Power Query can be a very powerful data acquisition and transformation tool, and Power Pivot is great for modifying imported models. While it isn’t always crystal clear where to perform certain operations (i.e. both tools can change the type of columns, concatenate, etc.), what is clear is the order of operations. Once you start building your model, there’s really no going back.
Consider the following scenario. You use Power Query to import some data directly into a new data model. You then massage the model, adding a new calculated column that appends a couple of imported columns. You then realize that one of the columns has some extra trailing spaces, go back to your Power Query to use the TRIM function. Once done, you apply and close to update your model, only to be faced with an error like one of the following:
We couldn’t refresh the table xxxx from connection xxxxxxx. Here’s the error message we got: Out of line object ‘DataSource’, referring to ID(s) xxxxxx, has been specified but has not been used……

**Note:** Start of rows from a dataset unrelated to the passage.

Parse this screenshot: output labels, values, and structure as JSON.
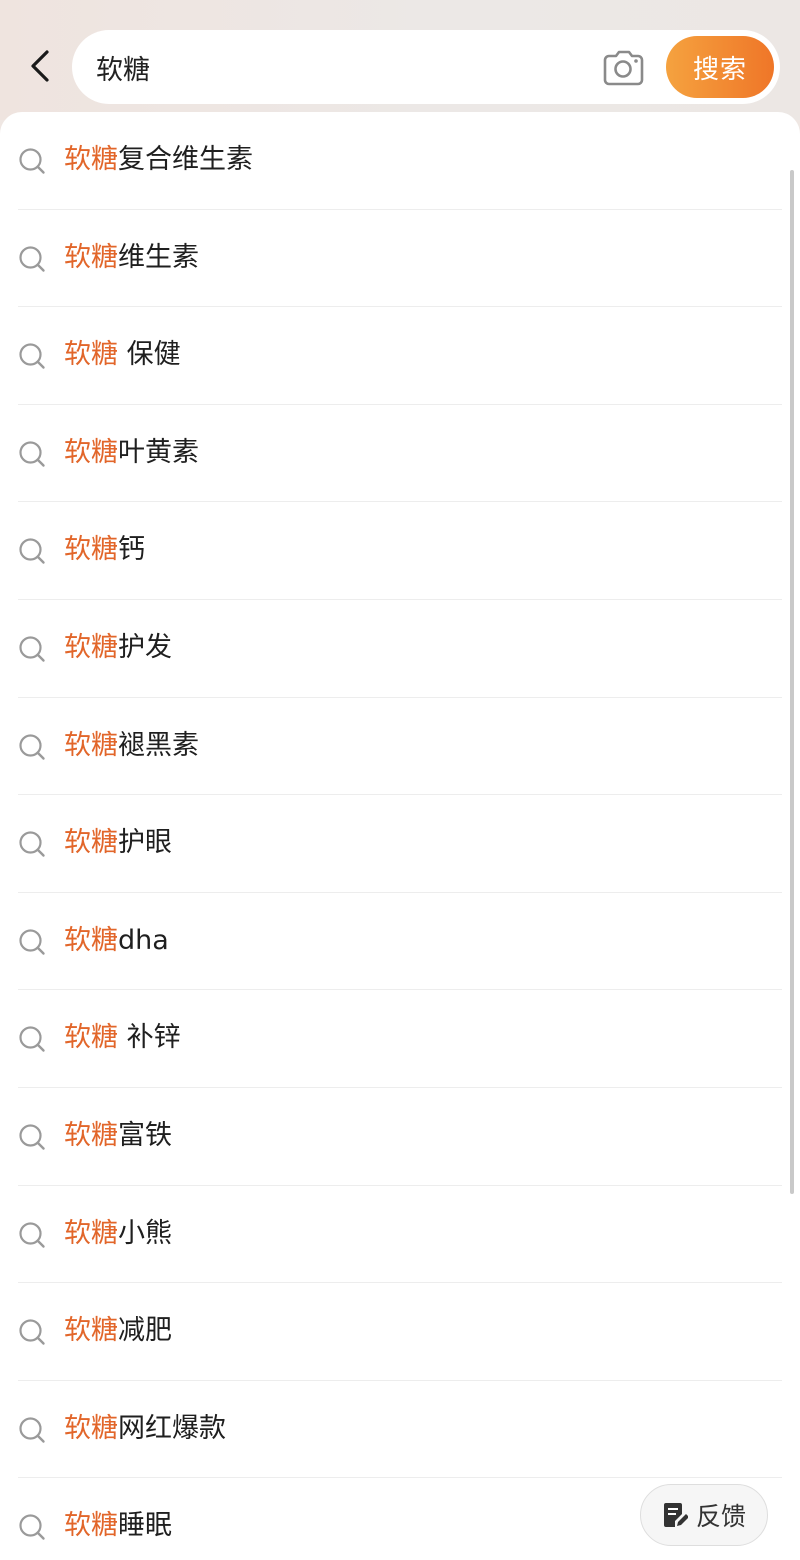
{
  "search": {
    "query": "软糖",
    "button_label": "搜索"
  },
  "suggestions": [
    {
      "highlight": "软糖",
      "rest": "复合维生素"
    },
    {
      "highlight": "软糖",
      "rest": "维生素"
    },
    {
      "highlight": "软糖",
      "rest": " 保健"
    },
    {
      "highlight": "软糖",
      "rest": "叶黄素"
    },
    {
      "highlight": "软糖",
      "rest": "钙"
    },
    {
      "highlight": "软糖",
      "rest": "护发"
    },
    {
      "highlight": "软糖",
      "rest": "褪黑素"
    },
    {
      "highlight": "软糖",
      "rest": "护眼"
    },
    {
      "highlight": "软糖",
      "rest": "dha"
    },
    {
      "highlight": "软糖",
      "rest": " 补锌"
    },
    {
      "highlight": "软糖",
      "rest": "富铁"
    },
    {
      "highlight": "软糖",
      "rest": "小熊"
    },
    {
      "highlight": "软糖",
      "rest": "减肥"
    },
    {
      "highlight": "软糖",
      "rest": "网红爆款"
    },
    {
      "highlight": "软糖",
      "rest": "睡眠"
    }
  ],
  "feedback": {
    "label": "反馈"
  },
  "icons": {
    "back": "chevron-left-icon",
    "camera": "camera-icon",
    "suggestion": "search-icon",
    "feedback": "edit-note-icon"
  },
  "colors": {
    "accent": "#e2662a",
    "button_start": "#f5a23f",
    "button_end": "#ef7628"
  }
}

We couldn’t refresh the table xxxx from connection xxxxxxx. Here’s the error message we got: OLE DB or ODBC error: The query xxxxxx or one of its inputs was modified in Power Query after this connection was added…..
I’ve seen these two, but there may be others. The upshot of it is that Power Query can’t update an existing model once structural changes have been made to it. You can overcome this error by turning off “Load to Data Model”, applying your changes, re-editing the query and then turning “Load to Data Model” back on.
This severs the connection with the data model, and deletes the data model (or that portion that came from the query), allowing you to create it from scratch, which is great, unless you’ve put any work into changing the model.
Data refreshes are just fine, it’s structural changes that cause a problem. The thing to remember here is that editing a model created by Power Query a one way street. There’s no going back, so put as much effort into the initial query as possible.
Hopefully this saves a few poor souls from losing a fair bit of work, but I imagine that you’ll only be reading this if you’ve experienced one of the errors above. In that case, maybe you won’t repeat the mistake as many times as I did….